Intelligence is largely inherited
The researchers used a new type of brain-imaging scanner to show that intelligence is strongly influenced by the quality of the brain's axons, or wiring that sends signals throughout the brain.india Updated: Mar 19, 2009 18:03 IST
Scientists at the University of California - Los Angeles (UCLA) say that a new study lends more force to the suggestion that intelligence is largely inherited.
The researchers used a new type of brain-imaging scanner to show that intelligence is strongly influenced by the quality of the brain's axons, or wiring that sends signals throughout the brain.
Given that the integrity of the brain's wiring is influenced by genes, the researchers suggest that the inheritance of genes play a far greater role in intelligence than was previously thought.
Paul Thompson, a professor of Neurology, points out that genes seem to influence intelligence by determining how well nerve axons are encased in myelin, the fatty sheath of "insulation" that coats the brain’s axons and allows for fast signalling bursts.
The thicker the myelin, says the researcher, the faster the nerve impulses.

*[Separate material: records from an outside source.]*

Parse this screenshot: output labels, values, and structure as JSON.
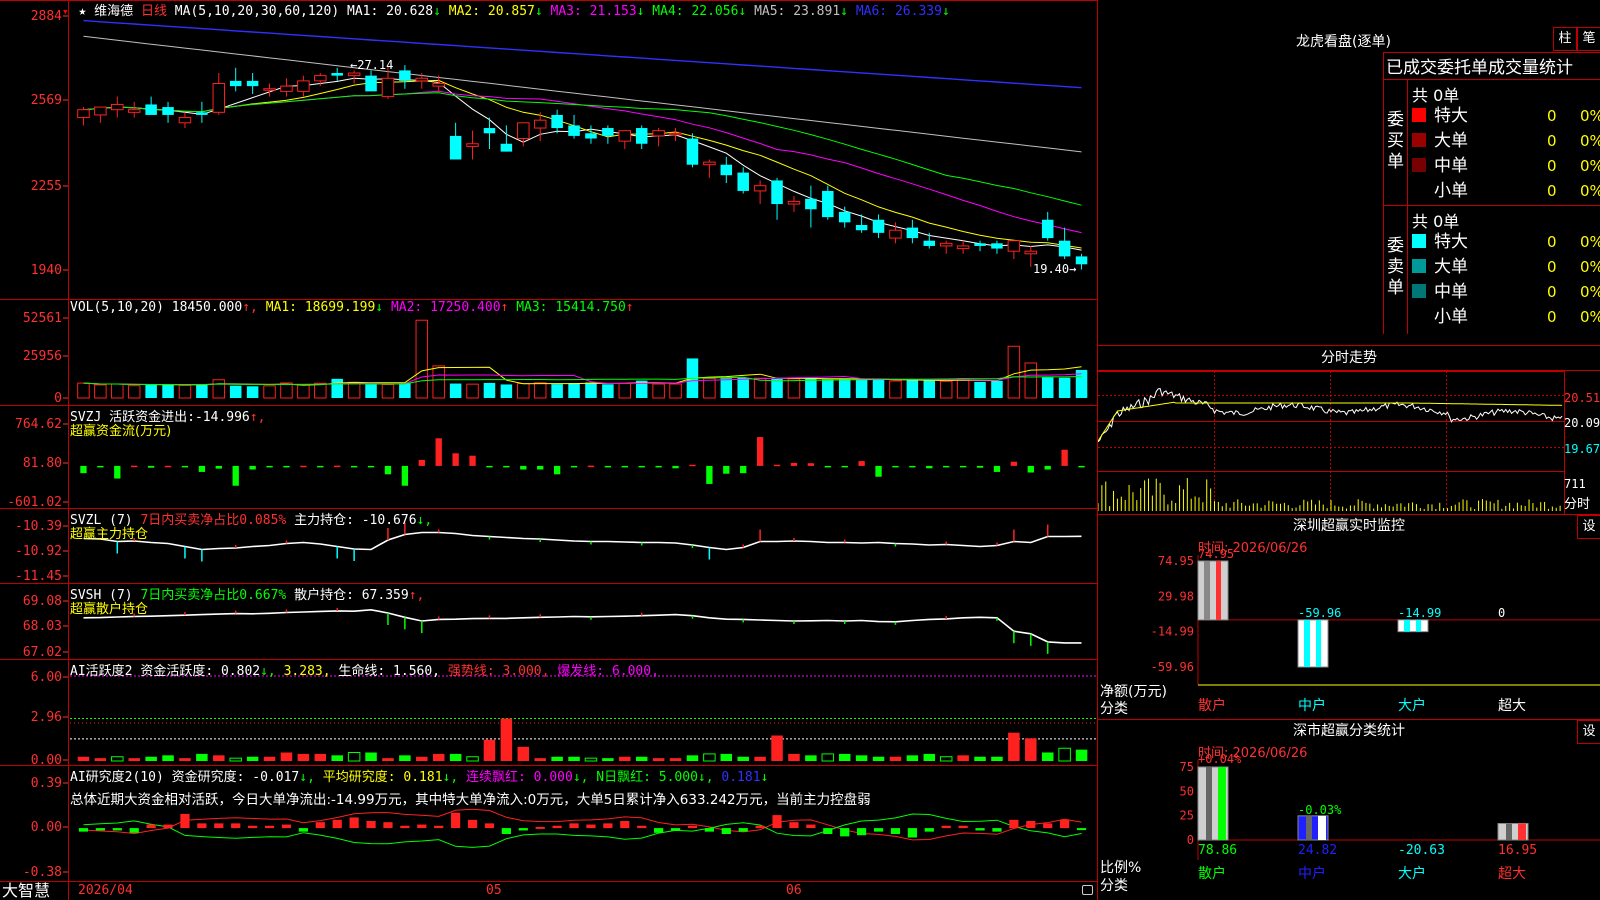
{
  "colors": {
    "up": "#ff2020",
    "down": "#00ffff",
    "ma1": "#ffffff",
    "ma2": "#ffff00",
    "ma3": "#ff00ff",
    "ma4": "#00ff00",
    "ma5": "#c0c0c0",
    "ma6": "#3030ff",
    "grid": "#c00000",
    "green": "#00ff00",
    "magenta": "#ff00ff",
    "yellow": "#ffff00",
    "cyan": "#00ffff"
  },
  "stock": {
    "name": "维海德",
    "period": "日线",
    "star": "★"
  },
  "main_panel": {
    "ma_label": "MA(5,10,20,30,60,120)",
    "ma": [
      {
        "label": "MA1:",
        "value": "20.628",
        "arrow": "↓"
      },
      {
        "label": "MA2:",
        "value": "20.857",
        "arrow": "↓"
      },
      {
        "label": "MA3:",
        "value": "21.153",
        "arrow": "↓"
      },
      {
        "label": "MA4:",
        "value": "22.056",
        "arrow": "↓"
      },
      {
        "label": "MA5:",
        "value": "23.891",
        "arrow": "↓"
      },
      {
        "label": "MA6:",
        "value": "26.339",
        "arrow": "↓"
      }
    ],
    "y_ticks": [
      "2884",
      "2569",
      "2255",
      "1940"
    ],
    "high_note": "27.14",
    "low_note": "19.40→"
  },
  "vol_panel": {
    "label": "VOL(5,10,20)",
    "value": "18450.000",
    "arrow": "↑",
    "ma": [
      {
        "label": "MA1:",
        "value": "18699.199",
        "arrow": "↓"
      },
      {
        "label": "MA2:",
        "value": "17250.400",
        "arrow": "↑"
      },
      {
        "label": "MA3:",
        "value": "15414.750",
        "arrow": "↑"
      }
    ],
    "y_ticks": [
      "52561",
      "25956",
      "0"
    ]
  },
  "svzj_panel": {
    "label": "SVZJ",
    "text": "活跃资金进出:",
    "value": "-14.996",
    "arrow": "↑",
    "subtitle": "超赢资金流(万元)",
    "y_ticks": [
      "764.62",
      "81.80",
      "-601.02"
    ]
  },
  "svzl_panel": {
    "label": "SVZL (7)",
    "note": "7日内买卖净占比0.085%",
    "text": "主力持仓:",
    "value": "-10.676",
    "arrow": "↓,",
    "subtitle": "超赢主力持仓",
    "y_ticks": [
      "-10.39",
      "-10.92",
      "-11.45"
    ]
  },
  "svsh_panel": {
    "label": "SVSH (7)",
    "note": "7日内买卖净占比0.667%",
    "text": "散户持仓:",
    "value": "67.359",
    "arrow": "↑,",
    "subtitle": "超赢散户持仓",
    "y_ticks": [
      "69.08",
      "68.03",
      "67.02"
    ]
  },
  "ai1_panel": {
    "label": "AI活跃度2",
    "t1": "资金活跃度:",
    "v1": "0.802",
    "a1": "↓,",
    "v2": "3.283,",
    "t3": "生命线:",
    "v3": "1.560,",
    "t4": "强势线:",
    "v4": "3.000,",
    "t5": "爆发线:",
    "v5": "6.000,",
    "y_ticks": [
      "6.00",
      "2.96",
      "0.00"
    ]
  },
  "ai2_panel": {
    "label": "AI研究度2(10)",
    "t1": "资金研究度:",
    "v1": "-0.017",
    "a1": "↓,",
    "t2": "平均研究度:",
    "v2": "0.181",
    "a2": "↓,",
    "t3": "连续飘红:",
    "v3": "0.000",
    "a3": "↓,",
    "t4": "N日飘红:",
    "v4": "5.000",
    "a4": "↓,",
    "v5": "0.181",
    "a5": "↓",
    "summary": "总体近期大资金相对活跃，今日大单净流出:-14.99万元，其中特大单净流入:0万元，大单5日累计净入633.242万元，当前主力控盘弱",
    "y_ticks": [
      "0.39",
      "0.00",
      "-0.38"
    ]
  },
  "bottom": {
    "brand": "大智慧",
    "dates": [
      "2026/04",
      "05",
      "06"
    ]
  },
  "lhb": {
    "title": "龙虎看盘(逐单)",
    "btn_zhu": "柱",
    "btn_bi": "笔",
    "heading": "已成交委托单成交量统计",
    "buy": {
      "side": "委买单",
      "total": "共 0单",
      "rows": [
        {
          "name": "特大",
          "count": "0",
          "pct": "0%",
          "color": "#ff0000"
        },
        {
          "name": "大单",
          "count": "0",
          "pct": "0%",
          "color": "#990000"
        },
        {
          "name": "中单",
          "count": "0",
          "pct": "0%",
          "color": "#770000"
        },
        {
          "name": "小单",
          "count": "0",
          "pct": "0%",
          "color": "#000000"
        }
      ]
    },
    "sell": {
      "side": "委卖单",
      "total": "共 0单",
      "rows": [
        {
          "name": "特大",
          "count": "0",
          "pct": "0%",
          "color": "#00ffff"
        },
        {
          "name": "大单",
          "count": "0",
          "pct": "0%",
          "color": "#009999"
        },
        {
          "name": "中单",
          "count": "0",
          "pct": "0%",
          "color": "#007777"
        },
        {
          "name": "小单",
          "count": "0",
          "pct": "0%",
          "color": "#000000"
        }
      ]
    }
  },
  "intraday": {
    "title": "分时走势",
    "prices": [
      "20.51",
      "20.09",
      "19.67"
    ],
    "vol": "711",
    "vol_label": "分时"
  },
  "sz_monitor": {
    "title": "深圳超赢实时监控",
    "btn": "设",
    "date": "时间: 2026/06/26",
    "y_ticks": [
      "74.95",
      "29.98",
      "-14.99",
      "-59.96"
    ],
    "axis_label": "净额(万元)",
    "axis_label2": "分类",
    "bars": [
      {
        "name": "散户",
        "value": 74.95,
        "label": "74.95"
      },
      {
        "name": "中户",
        "value": -59.96,
        "label": "-59.96"
      },
      {
        "name": "大户",
        "value": -14.99,
        "label": "-14.99"
      },
      {
        "name": "超大",
        "value": 0,
        "label": "0"
      }
    ]
  },
  "sz_class": {
    "title": "深市超赢分类统计",
    "btn": "设",
    "date": "时间: 2026/06/26",
    "y_ticks": [
      "75",
      "50",
      "25",
      "0"
    ],
    "axis_label": "比例%",
    "axis_label2": "分类",
    "top_labels": [
      "+0.04%",
      "-0.03%"
    ],
    "bars": [
      {
        "name": "散户",
        "value": 78.86,
        "label": "78.86"
      },
      {
        "name": "中户",
        "value": 24.82,
        "label": "24.82"
      },
      {
        "name": "大户",
        "value": -20.63,
        "label": "-20.63"
      },
      {
        "name": "超大",
        "value": 16.95,
        "label": "16.95"
      }
    ]
  },
  "chart_data": [
    {
      "type": "candlestick",
      "title": "维海德 日线",
      "ylim": [
        19.0,
        29.0
      ],
      "x": [
        "04-01",
        "04-02",
        "04-03",
        "04-06",
        "04-07",
        "04-08",
        "04-09",
        "04-10",
        "04-13",
        "04-14",
        "04-15",
        "04-16",
        "04-17",
        "04-20",
        "04-21",
        "04-22",
        "04-23",
        "04-24",
        "04-27",
        "04-28",
        "04-29",
        "04-30",
        "05-06",
        "05-07",
        "05-08",
        "05-11",
        "05-12",
        "05-13",
        "05-14",
        "05-15",
        "05-18",
        "05-19",
        "05-20",
        "05-21",
        "05-22",
        "05-25",
        "05-26",
        "05-27",
        "05-28",
        "05-29",
        "06-01",
        "06-02",
        "06-03",
        "06-04",
        "06-05",
        "06-08",
        "06-09",
        "06-10",
        "06-11",
        "06-12",
        "06-15",
        "06-16",
        "06-17",
        "06-18",
        "06-19",
        "06-22",
        "06-23",
        "06-24",
        "06-25",
        "06-26"
      ],
      "open": [
        25.2,
        25.3,
        25.5,
        25.4,
        25.7,
        25.6,
        25.0,
        25.4,
        25.4,
        26.6,
        26.6,
        26.3,
        26.2,
        26.2,
        26.6,
        26.9,
        26.8,
        26.8,
        26.0,
        27.0,
        26.6,
        26.4,
        24.5,
        24.1,
        24.8,
        24.2,
        24.4,
        24.8,
        25.3,
        24.9,
        24.6,
        24.8,
        24.3,
        24.8,
        24.5,
        24.6,
        24.4,
        23.4,
        23.4,
        23.1,
        22.4,
        22.8,
        21.9,
        22.1,
        22.4,
        21.6,
        21.1,
        21.3,
        20.6,
        21.0,
        20.5,
        20.3,
        20.2,
        20.4,
        20.4,
        20.1,
        20.0,
        21.3,
        20.5,
        19.9
      ],
      "high": [
        25.6,
        25.6,
        26.0,
        25.8,
        26.0,
        25.8,
        25.4,
        25.8,
        26.9,
        27.1,
        26.9,
        26.5,
        26.7,
        26.8,
        26.9,
        27.1,
        27.0,
        27.0,
        27.14,
        27.2,
        26.9,
        26.8,
        25.0,
        24.7,
        25.2,
        24.9,
        25.0,
        25.4,
        25.5,
        25.3,
        24.9,
        24.9,
        24.7,
        24.9,
        24.8,
        24.8,
        24.6,
        23.6,
        23.7,
        23.3,
        22.8,
        22.9,
        22.2,
        22.6,
        22.6,
        21.8,
        21.5,
        21.5,
        21.2,
        21.3,
        20.8,
        20.5,
        20.5,
        20.5,
        20.5,
        20.5,
        20.3,
        21.6,
        21.0,
        20.0
      ],
      "low": [
        24.9,
        25.0,
        25.2,
        25.2,
        25.4,
        25.0,
        24.8,
        25.0,
        25.3,
        26.2,
        26.1,
        26.0,
        26.0,
        26.0,
        26.4,
        26.6,
        26.5,
        26.3,
        25.9,
        26.3,
        26.3,
        26.2,
        23.6,
        23.6,
        24.0,
        23.9,
        24.1,
        24.3,
        24.6,
        24.4,
        24.2,
        24.2,
        24.0,
        24.0,
        24.1,
        24.3,
        23.3,
        22.9,
        22.7,
        22.3,
        21.9,
        21.3,
        21.6,
        21.0,
        21.3,
        21.0,
        20.8,
        20.6,
        20.4,
        20.4,
        20.2,
        20.0,
        20.0,
        20.1,
        20.0,
        19.8,
        19.5,
        20.5,
        19.8,
        19.4
      ],
      "close": [
        25.5,
        25.6,
        25.7,
        25.5,
        25.3,
        25.3,
        25.2,
        25.3,
        26.5,
        26.4,
        26.4,
        26.3,
        26.4,
        26.6,
        26.8,
        26.8,
        26.9,
        26.2,
        26.7,
        26.6,
        26.7,
        26.5,
        23.6,
        24.2,
        24.6,
        23.9,
        25.0,
        25.1,
        24.8,
        24.5,
        24.4,
        24.5,
        24.7,
        24.2,
        24.7,
        24.6,
        23.4,
        23.5,
        23.0,
        22.4,
        22.6,
        21.9,
        22.0,
        21.7,
        21.4,
        21.2,
        20.9,
        20.8,
        20.9,
        20.6,
        20.3,
        20.4,
        20.3,
        20.3,
        20.2,
        20.5,
        20.1,
        20.6,
        19.9,
        19.6
      ]
    },
    {
      "type": "bar",
      "title": "VOL(5,10,20)",
      "ylim": [
        0,
        52561
      ],
      "values": [
        9800,
        8600,
        9200,
        8100,
        8700,
        8900,
        8300,
        9000,
        12000,
        8100,
        7700,
        8000,
        9900,
        8600,
        9700,
        12600,
        10300,
        9000,
        8800,
        9800,
        51100,
        21100,
        9500,
        9100,
        9900,
        8900,
        9500,
        10000,
        9100,
        9800,
        10200,
        9000,
        9700,
        11400,
        9200,
        9200,
        26000,
        12900,
        13000,
        13200,
        13000,
        12500,
        12600,
        13100,
        12300,
        12500,
        12200,
        11800,
        11200,
        11800,
        11500,
        11000,
        12700,
        10600,
        11300,
        34000,
        23000,
        13600,
        13300,
        18450
      ]
    },
    {
      "type": "bar",
      "title": "SVZJ",
      "ylim": [
        -601.02,
        764.62
      ],
      "values": [
        -120,
        -3,
        -210,
        4,
        -30,
        2,
        -18,
        -100,
        -45,
        -330,
        -60,
        -20,
        -4,
        3,
        -4,
        5,
        -10,
        -5,
        -140,
        -330,
        100,
        460,
        210,
        170,
        -8,
        -6,
        -60,
        -60,
        -140,
        -5,
        5,
        -10,
        -5,
        -10,
        -5,
        -40,
        20,
        -300,
        -130,
        -120,
        480,
        20,
        50,
        45,
        -4,
        -8,
        80,
        -180,
        -10,
        -8,
        -40,
        -20,
        -10,
        -30,
        -100,
        70,
        -110,
        -60,
        270,
        -15
      ]
    },
    {
      "type": "line",
      "title": "SVZL (7)",
      "ylim": [
        -11.45,
        -10.39
      ],
      "values": [
        -10.72,
        -10.73,
        -10.78,
        -10.77,
        -10.8,
        -10.82,
        -10.88,
        -10.94,
        -10.92,
        -10.91,
        -10.88,
        -10.86,
        -10.82,
        -10.8,
        -10.83,
        -10.88,
        -10.93,
        -10.94,
        -10.75,
        -10.64,
        -10.6,
        -10.6,
        -10.62,
        -10.66,
        -10.68,
        -10.7,
        -10.72,
        -10.73,
        -10.75,
        -10.77,
        -10.78,
        -10.78,
        -10.79,
        -10.8,
        -10.8,
        -10.81,
        -10.85,
        -10.9,
        -10.94,
        -10.9,
        -10.78,
        -10.78,
        -10.77,
        -10.78,
        -10.8,
        -10.8,
        -10.81,
        -10.8,
        -10.82,
        -10.83,
        -10.85,
        -10.84,
        -10.86,
        -10.88,
        -10.86,
        -10.78,
        -10.8,
        -10.68,
        -10.68,
        -10.676
      ]
    },
    {
      "type": "line",
      "title": "SVSH (7)",
      "ylim": [
        67.02,
        69.08
      ],
      "values": [
        68.3,
        68.31,
        68.33,
        68.35,
        68.36,
        68.38,
        68.4,
        68.42,
        68.44,
        68.46,
        68.45,
        68.47,
        68.5,
        68.52,
        68.54,
        68.56,
        68.55,
        68.6,
        68.48,
        68.32,
        68.18,
        68.24,
        68.25,
        68.27,
        68.28,
        68.28,
        68.3,
        68.32,
        68.33,
        68.35,
        68.34,
        68.35,
        68.36,
        68.38,
        68.4,
        68.42,
        68.38,
        68.3,
        68.25,
        68.24,
        68.22,
        68.2,
        68.18,
        68.19,
        68.2,
        68.18,
        68.2,
        68.16,
        68.15,
        68.2,
        68.24,
        68.26,
        68.3,
        68.32,
        68.3,
        67.8,
        67.7,
        67.4,
        67.36,
        67.359
      ]
    },
    {
      "type": "bar",
      "title": "AI活跃度2",
      "ylim": [
        0,
        6.0
      ],
      "values": [
        0.3,
        0.2,
        0.3,
        0.2,
        0.3,
        0.4,
        0.2,
        0.5,
        0.4,
        0.2,
        0.3,
        0.3,
        0.6,
        0.5,
        0.5,
        0.4,
        0.6,
        0.6,
        0.2,
        0.4,
        0.3,
        0.5,
        0.5,
        0.3,
        1.5,
        3.0,
        1.0,
        0.2,
        0.3,
        0.3,
        0.2,
        0.2,
        0.3,
        0.3,
        0.2,
        0.2,
        0.4,
        0.5,
        0.5,
        0.3,
        0.3,
        1.8,
        0.5,
        0.4,
        0.5,
        0.5,
        0.4,
        0.3,
        0.3,
        0.4,
        0.5,
        0.3,
        0.4,
        0.3,
        0.3,
        2.0,
        1.6,
        0.6,
        0.9,
        0.802
      ]
    },
    {
      "type": "bar",
      "title": "AI研究度2(10)",
      "ylim": [
        -0.38,
        0.39
      ],
      "values": [
        -0.03,
        -0.02,
        -0.02,
        -0.04,
        0.03,
        0.03,
        0.12,
        0.04,
        0.04,
        0.04,
        0.02,
        0.02,
        0.03,
        -0.03,
        0.05,
        0.07,
        0.09,
        0.06,
        0.05,
        0.02,
        0.03,
        0.02,
        0.13,
        0.07,
        0.04,
        -0.05,
        -0.02,
        0.01,
        0.02,
        0.04,
        0.03,
        0.04,
        0.06,
        0.02,
        -0.04,
        -0.02,
        0.02,
        -0.03,
        -0.05,
        -0.03,
        0.02,
        0.11,
        0.05,
        0.03,
        -0.05,
        -0.07,
        -0.06,
        -0.03,
        -0.05,
        -0.08,
        -0.03,
        0.02,
        0.02,
        -0.02,
        -0.03,
        0.07,
        0.06,
        0.04,
        0.07,
        -0.017
      ]
    }
  ]
}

During the study, Thompson and his colleagues scanned the brains of 23 sets of identical twins and 23 sets of fraternal twins—considering that identical twins share the same genes while fraternal ones share about half their genes.

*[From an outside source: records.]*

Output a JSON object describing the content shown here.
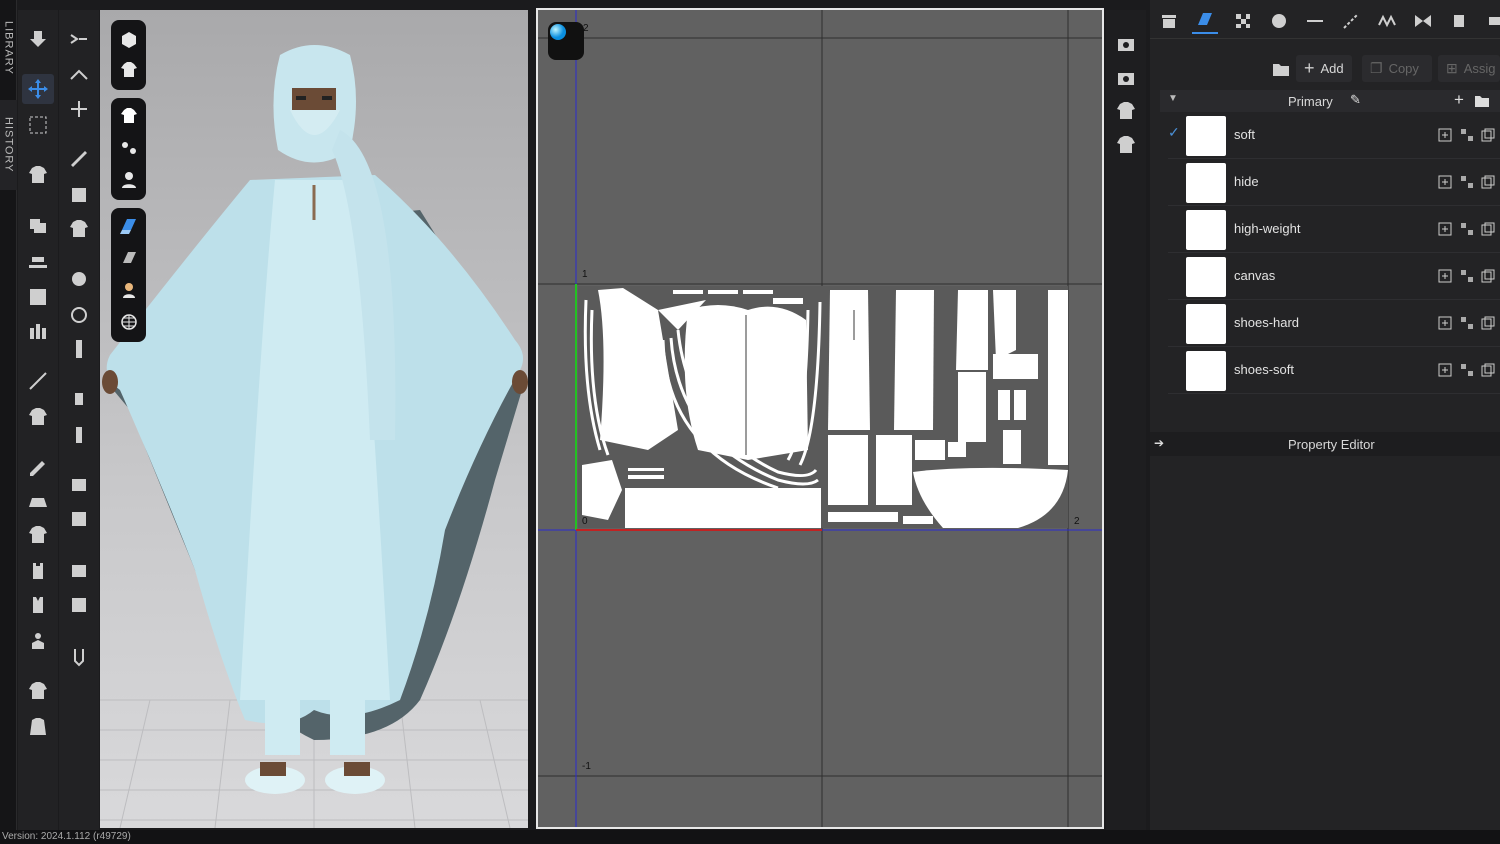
{
  "left_tabs": {
    "library": "LIBRARY",
    "history": "HISTORY"
  },
  "viewport": {
    "title": ""
  },
  "uv_editor": {
    "title": "",
    "labels": {
      "top_2": "2",
      "left_1": "1",
      "origin_0": "0",
      "right_2": "2",
      "bottom_minus1": "-1"
    }
  },
  "object_browser": {
    "title": "",
    "add_label": "Add",
    "copy_label": "Copy",
    "assign_label": "Assig",
    "primary_label": "Primary",
    "materials": [
      {
        "name": "soft",
        "checked": true
      },
      {
        "name": "hide",
        "checked": false
      },
      {
        "name": "high-weight",
        "checked": false
      },
      {
        "name": "canvas",
        "checked": false
      },
      {
        "name": "shoes-hard",
        "checked": false
      },
      {
        "name": "shoes-soft",
        "checked": false
      }
    ]
  },
  "property_editor": {
    "title": "Property Editor"
  },
  "status": {
    "version": "Version: 2024.1.112 (r49729)"
  },
  "colors": {
    "accent": "#4a8fd6",
    "uv_bg": "#616161",
    "garment": "#c8e8f0",
    "axis_green": "#22c222",
    "axis_red": "#c22222",
    "axis_blue": "#2a2ad0"
  }
}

The researchers said that they were able to compare each group to show that myelin integrity was determined genetically in many parts of the brain that are key for intelligence—including the parietal lobes, which are responsible for spatial reasoning, visual processing and logic, and the corpus callosum, which pulls together information from both sides of the body.
Thompson highlights the fact that the myelination of brain circuits follows an inverted U-shaped trajectory, peaking in middle age and then slowly beginning to decline.
He believes that identifying the genes that promote high-integrity myelin is critical to forestalling brain diseases like multiple sclerosis and autism, which have been linked to the breakdown of myelin.
"The whole point of this research is to give us insight into brain diseases," he says.
The researcher says that his study has already narrowed down the number of gene candidates that may influence myelin growth, and may one day lead to a therapy that could make people smarter by enhancing their intelligence.
"It's a long way off but within the realm of the possible," Thompson said.
A research article describing Thompson’s study has been published in the Journal of Neuroscience.